• [Problem details] In the material below, find all lines with the string "value" and copy them.
□ □ □ □
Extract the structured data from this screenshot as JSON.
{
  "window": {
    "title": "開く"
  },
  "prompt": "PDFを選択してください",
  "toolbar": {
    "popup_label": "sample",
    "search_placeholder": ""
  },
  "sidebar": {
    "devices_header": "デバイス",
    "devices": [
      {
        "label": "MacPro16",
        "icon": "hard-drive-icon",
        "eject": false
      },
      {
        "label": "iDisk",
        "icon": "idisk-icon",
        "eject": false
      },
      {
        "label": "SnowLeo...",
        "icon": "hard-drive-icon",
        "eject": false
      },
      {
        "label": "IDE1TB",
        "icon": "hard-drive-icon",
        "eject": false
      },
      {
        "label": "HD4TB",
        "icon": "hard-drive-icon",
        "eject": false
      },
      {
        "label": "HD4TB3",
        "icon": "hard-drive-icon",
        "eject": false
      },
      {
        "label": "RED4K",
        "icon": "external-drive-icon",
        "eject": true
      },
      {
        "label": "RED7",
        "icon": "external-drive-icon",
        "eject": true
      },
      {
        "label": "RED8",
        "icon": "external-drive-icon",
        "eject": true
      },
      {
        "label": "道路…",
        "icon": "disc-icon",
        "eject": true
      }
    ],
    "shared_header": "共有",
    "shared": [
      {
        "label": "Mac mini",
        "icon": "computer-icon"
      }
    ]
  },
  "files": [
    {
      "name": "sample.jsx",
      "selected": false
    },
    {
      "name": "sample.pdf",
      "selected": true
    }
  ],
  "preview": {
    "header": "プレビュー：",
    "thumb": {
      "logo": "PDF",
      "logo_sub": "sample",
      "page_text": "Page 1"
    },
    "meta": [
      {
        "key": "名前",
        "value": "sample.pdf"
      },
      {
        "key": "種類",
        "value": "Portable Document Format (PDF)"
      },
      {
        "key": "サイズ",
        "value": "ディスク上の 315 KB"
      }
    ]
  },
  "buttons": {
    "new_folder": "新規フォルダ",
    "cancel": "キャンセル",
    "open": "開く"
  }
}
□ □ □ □
• [Solved problem]
        "value": "sample.pdf"
        "value": "Portable Document Format (PDF)"
        "value": "ディスク上の 315 KB"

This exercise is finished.